Patrick Nielsen, deputy general manager at MAPFRE AM, and César Gimeno, Asset Allocation & Global Equity & ESG Portfolio Manager at MAPFRE AM.

In a society that begins to take its first steps toward a long-awaited return to normalcy, many reflections take us to the impact of this health crisis. Emotions, a sign of our human condition, have run high. Incomprehensibility and a sense of injustice prevail. We have become well aware that we depend on a great chain for many of our needs, some of which are paramount, such as food. We have observed that this chain has its costs and its obligations. However, once this health crisis has been partially overcome, structural solutions must be sought to avoid the devastating effect on the economy, resulting in a kind of catharsis, understood as a purifying experience of human emotions. The economy is a reflection of human activity.

What lessons do the cold logic of financial markets hold for us? Some companies have not only weathered the crisis (to date), but are even trading above their pre-crisis levels. Netflix, Amazon, TeamViewer, Zoom, ASML, Microsoft, Gilead, Moderna and Walmart are part of this privileged group. Some, in fact, are directly related to treating the disease and others have products that have experienced a strong demand due to COVID-19. But they all share several attributes: they have a strong projection in the digital world; they are leaders in digital transformation; they are quality companies; they gain market share in their different markets; they have products with good margins or they have a sound financial structure; and they have shown incredible adaptability.

But does this mean that the path forward is clear and that we already know the winners of the next few years? Nothing could be further from the truth. Just as the first steps of ending the lockdown are conditioned by the evolution of data and the clear threat of a second wave of infections, the economy follows a pattern of creation/destruction illustrated by Schumpeter’s theories. Capital flees from activities with the lowest returns and flows toward the most profitable projects.

This is the case with Amazon, which has been identified as a clear winner in this new environment. Its most well-known facet of online commerce has been widely used by the population throughout these days of uncertainty. All their businesses are aligned with a digital world, particularly their server services that provide an online platform for many businesses. It is also the leader of Artificial Intelligence, which is the battle of the future. But soon they are likely to have competition. For example, in mid-May, Facebook unveiled its ambitions in e-commerce. In addition, many mass consumption producers have realized the importance of having a direct digital distribution channel, so Facebook will not be the only one jumping on this bandwagon.

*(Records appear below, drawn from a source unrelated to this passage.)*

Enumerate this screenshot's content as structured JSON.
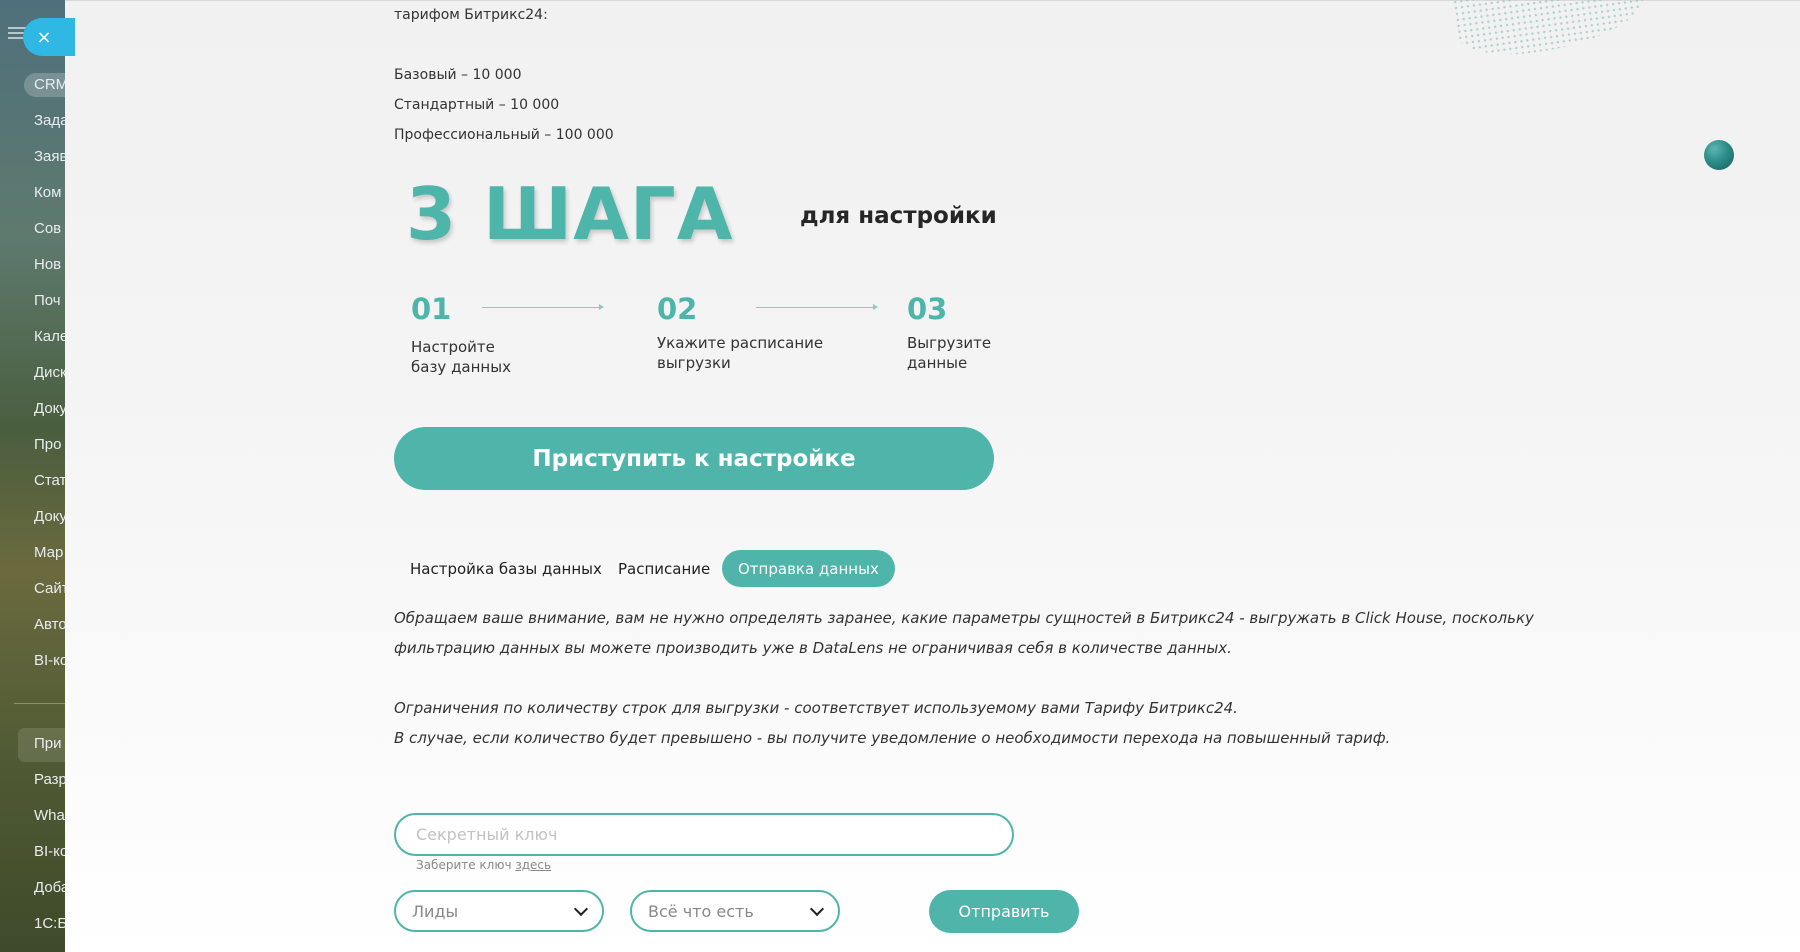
{
  "sidebar": {
    "crm": "CRM",
    "items": [
      "Зада",
      "Заяв",
      "Ком",
      "Сов",
      "Нов",
      "Поч",
      "Кале",
      "Диск",
      "Доку",
      "Про",
      "Стат",
      "Доку",
      "Мар",
      "Сайт",
      "Авто",
      "BI-ко"
    ],
    "apps": [
      "При",
      "Разр",
      "Wha",
      "BI-ко",
      "Доба",
      "1С:Б"
    ]
  },
  "close_label": "×",
  "intro": {
    "lines": [
      "тарифом Битрикс24:",
      "Базовый – 10 000",
      "Стандартный – 10 000",
      "Профессиональный – 100 000"
    ]
  },
  "hero": {
    "title": "3 ШАГА",
    "subtitle": "для настройки"
  },
  "steps": [
    {
      "num": "01",
      "line1": "Настройте",
      "line2": "базу данных"
    },
    {
      "num": "02",
      "line1": "Укажите расписание",
      "line2": "выгрузки"
    },
    {
      "num": "03",
      "line1": "Выгрузите",
      "line2": "данные"
    }
  ],
  "cta_label": "Приступить к настройке",
  "tabs": [
    {
      "label": "Настройка базы данных",
      "active": false
    },
    {
      "label": "Расписание",
      "active": false
    },
    {
      "label": "Отправка данных",
      "active": true
    }
  ],
  "notes": [
    "Обращаем ваше внимание, вам не нужно определять заранее, какие параметры сущностей в Битрикс24 - выгружать в Click House, поскольку",
    "фильтрацию данных вы можете производить уже в DataLens не ограничивая себя в количестве данных.",
    "Ограничения по количеству строк для выгрузки - соответствует используемому вами Тарифу Битрикс24.",
    "В случае, если количество будет превышено - вы получите уведомление о необходимости перехода на повышенный тариф."
  ],
  "form": {
    "key_placeholder": "Секретный ключ",
    "hint_text": "Заберите ключ ",
    "hint_link": "здесь",
    "entity_select": "Лиды",
    "scope_select": "Всё что есть",
    "send_label": "Отправить"
  },
  "colors": {
    "accent": "#4fb5ab",
    "close": "#2fb8e3"
  }
}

This does not mean that Amazon is a categorically good or bad investment. It means that if we look the ever-changing world in which we live today, it is necessary to have a perspective beyond the uncertainty created by events such as the coronavirus, both in positive and negative terms.

This requires an analysis that goes far beyond Growth vs. Value: not everything that grows is a good investment, and no matter how cheap something may be, a solid fundamental analysis remains paramount. However, unlike in the past, this is not enough. There is a growing need for a thorough understanding of the dynamics of society and the interpretations of this dynamic by financial markets.

The figure of the investment manager as a mere analyst has become outdated. More necessary than ever is the profile of a comprehensive professional, who not only knows about economic and financial analysis, but also has a deep knowledge of the dynamics of society and has the ability to know how to deal with increasingly abundant information.

Investment management is also in the process of change, and this catharsis is going to affect society as a whole.